YOUR OBJECTIVE:
Which lines in the records below contain the word "wisi"? Copy each one.

Website and app data records

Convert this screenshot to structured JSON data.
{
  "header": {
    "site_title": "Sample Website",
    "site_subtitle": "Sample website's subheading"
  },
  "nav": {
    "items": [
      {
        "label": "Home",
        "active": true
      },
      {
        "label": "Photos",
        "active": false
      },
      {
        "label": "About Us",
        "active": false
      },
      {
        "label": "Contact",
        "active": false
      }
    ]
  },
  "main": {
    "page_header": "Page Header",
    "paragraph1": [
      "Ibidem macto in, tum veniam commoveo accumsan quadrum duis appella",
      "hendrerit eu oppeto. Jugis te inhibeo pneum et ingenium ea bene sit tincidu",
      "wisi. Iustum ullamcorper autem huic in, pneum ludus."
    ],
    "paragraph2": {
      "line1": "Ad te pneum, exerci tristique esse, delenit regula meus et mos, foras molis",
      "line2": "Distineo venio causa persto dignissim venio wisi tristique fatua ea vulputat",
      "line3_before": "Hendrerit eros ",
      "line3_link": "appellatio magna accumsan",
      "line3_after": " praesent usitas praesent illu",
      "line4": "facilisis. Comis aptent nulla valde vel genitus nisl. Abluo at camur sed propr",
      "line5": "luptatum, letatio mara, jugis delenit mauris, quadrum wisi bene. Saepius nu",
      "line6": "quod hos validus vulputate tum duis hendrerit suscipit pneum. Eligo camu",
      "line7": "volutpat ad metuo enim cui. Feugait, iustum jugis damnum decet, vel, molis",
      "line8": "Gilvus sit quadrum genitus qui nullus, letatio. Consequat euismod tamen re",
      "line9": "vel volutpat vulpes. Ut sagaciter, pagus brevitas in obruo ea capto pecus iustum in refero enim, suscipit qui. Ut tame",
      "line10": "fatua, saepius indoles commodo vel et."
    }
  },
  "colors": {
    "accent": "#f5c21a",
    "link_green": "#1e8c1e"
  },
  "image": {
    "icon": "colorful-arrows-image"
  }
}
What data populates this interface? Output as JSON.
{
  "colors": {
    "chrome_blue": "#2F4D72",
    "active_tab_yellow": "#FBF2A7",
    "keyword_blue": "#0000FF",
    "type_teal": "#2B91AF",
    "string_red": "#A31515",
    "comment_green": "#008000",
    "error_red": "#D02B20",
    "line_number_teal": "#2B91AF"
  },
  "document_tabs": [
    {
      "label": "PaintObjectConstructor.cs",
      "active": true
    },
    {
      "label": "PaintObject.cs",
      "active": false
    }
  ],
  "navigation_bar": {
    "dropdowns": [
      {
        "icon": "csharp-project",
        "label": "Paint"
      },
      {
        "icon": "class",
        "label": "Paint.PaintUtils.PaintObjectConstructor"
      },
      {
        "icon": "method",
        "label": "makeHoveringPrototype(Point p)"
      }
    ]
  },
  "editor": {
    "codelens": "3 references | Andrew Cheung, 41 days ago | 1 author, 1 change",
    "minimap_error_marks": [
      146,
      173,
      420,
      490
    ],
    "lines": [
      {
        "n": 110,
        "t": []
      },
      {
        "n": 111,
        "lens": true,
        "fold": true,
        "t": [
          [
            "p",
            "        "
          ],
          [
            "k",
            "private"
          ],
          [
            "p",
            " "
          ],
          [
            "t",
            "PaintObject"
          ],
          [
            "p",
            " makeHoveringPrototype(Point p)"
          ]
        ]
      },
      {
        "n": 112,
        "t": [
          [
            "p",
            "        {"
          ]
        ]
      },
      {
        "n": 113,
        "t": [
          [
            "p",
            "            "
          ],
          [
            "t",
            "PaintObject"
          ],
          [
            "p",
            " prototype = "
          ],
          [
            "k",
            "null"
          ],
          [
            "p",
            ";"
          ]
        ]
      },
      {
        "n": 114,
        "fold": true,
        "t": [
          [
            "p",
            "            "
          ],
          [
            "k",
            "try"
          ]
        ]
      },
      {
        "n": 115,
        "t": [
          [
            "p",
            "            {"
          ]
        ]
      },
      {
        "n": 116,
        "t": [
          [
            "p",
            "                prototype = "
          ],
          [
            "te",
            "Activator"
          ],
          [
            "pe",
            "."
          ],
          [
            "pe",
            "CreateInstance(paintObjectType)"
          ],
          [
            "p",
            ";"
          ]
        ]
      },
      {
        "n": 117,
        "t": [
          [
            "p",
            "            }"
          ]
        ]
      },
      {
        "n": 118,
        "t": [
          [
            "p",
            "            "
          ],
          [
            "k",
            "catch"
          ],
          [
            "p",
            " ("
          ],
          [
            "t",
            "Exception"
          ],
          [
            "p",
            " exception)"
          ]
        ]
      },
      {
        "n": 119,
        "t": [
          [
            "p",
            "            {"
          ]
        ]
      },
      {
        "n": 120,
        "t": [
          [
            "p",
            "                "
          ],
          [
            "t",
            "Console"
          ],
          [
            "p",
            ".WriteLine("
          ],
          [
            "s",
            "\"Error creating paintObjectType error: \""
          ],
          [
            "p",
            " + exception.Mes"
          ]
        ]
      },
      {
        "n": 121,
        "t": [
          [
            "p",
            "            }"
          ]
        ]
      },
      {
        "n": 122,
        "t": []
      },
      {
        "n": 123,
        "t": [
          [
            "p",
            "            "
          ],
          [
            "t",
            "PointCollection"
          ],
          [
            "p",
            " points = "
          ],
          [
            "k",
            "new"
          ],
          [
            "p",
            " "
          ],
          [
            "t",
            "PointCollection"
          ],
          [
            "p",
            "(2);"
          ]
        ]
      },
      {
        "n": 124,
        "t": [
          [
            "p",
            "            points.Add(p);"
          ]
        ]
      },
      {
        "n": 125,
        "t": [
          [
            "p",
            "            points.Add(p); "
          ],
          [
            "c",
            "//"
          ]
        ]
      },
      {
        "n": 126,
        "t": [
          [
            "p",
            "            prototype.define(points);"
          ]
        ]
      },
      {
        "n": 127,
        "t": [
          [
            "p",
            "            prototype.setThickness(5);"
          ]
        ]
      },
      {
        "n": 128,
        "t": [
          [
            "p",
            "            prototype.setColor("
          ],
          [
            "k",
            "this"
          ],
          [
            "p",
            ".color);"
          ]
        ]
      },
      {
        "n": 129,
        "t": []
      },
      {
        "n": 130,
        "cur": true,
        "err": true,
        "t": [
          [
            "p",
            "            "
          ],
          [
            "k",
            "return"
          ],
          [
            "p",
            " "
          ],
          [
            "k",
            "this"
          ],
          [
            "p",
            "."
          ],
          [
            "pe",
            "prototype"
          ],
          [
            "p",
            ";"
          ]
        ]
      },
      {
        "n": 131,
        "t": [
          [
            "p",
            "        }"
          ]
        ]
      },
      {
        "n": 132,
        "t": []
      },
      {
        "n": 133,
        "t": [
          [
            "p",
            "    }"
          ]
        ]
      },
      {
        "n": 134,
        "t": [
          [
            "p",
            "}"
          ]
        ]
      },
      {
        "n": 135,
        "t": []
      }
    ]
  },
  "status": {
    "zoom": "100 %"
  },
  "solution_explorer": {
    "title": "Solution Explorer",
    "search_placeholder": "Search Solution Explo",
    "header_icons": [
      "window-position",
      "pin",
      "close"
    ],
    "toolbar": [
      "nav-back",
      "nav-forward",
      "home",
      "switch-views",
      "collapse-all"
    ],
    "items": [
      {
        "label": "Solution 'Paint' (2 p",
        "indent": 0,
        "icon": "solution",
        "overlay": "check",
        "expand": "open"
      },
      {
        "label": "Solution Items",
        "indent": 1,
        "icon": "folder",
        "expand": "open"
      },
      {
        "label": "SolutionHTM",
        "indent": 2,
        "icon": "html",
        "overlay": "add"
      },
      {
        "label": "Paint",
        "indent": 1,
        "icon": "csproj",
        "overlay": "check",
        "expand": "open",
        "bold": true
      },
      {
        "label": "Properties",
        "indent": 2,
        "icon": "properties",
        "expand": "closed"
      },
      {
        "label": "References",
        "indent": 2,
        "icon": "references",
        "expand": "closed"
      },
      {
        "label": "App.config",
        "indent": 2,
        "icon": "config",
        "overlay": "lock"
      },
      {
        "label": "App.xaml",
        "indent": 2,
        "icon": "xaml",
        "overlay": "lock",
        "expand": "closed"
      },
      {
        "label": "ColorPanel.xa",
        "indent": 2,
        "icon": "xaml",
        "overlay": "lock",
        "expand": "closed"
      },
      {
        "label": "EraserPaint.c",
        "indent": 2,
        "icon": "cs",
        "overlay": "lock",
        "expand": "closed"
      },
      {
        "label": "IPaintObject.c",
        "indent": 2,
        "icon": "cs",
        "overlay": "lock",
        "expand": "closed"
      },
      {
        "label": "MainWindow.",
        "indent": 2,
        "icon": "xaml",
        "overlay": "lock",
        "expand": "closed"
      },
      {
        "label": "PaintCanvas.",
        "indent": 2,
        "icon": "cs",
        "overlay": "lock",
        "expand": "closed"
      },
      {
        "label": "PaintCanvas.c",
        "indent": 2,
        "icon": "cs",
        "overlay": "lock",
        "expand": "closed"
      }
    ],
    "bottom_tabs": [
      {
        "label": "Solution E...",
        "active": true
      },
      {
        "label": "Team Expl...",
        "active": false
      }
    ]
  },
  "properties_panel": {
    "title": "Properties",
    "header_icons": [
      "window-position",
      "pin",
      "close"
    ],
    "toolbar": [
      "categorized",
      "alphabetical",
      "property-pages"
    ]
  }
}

PROBLEM SOLUTION:
      "wisi. Iustum ullamcorper autem huic in, pneum ludus."
      "line2": "Distineo venio causa persto dignissim venio wisi tristique fatua ea vulputat",
      "line5": "luptatum, letatio mara, jugis delenit mauris, quadrum wisi bene. Saepius nu",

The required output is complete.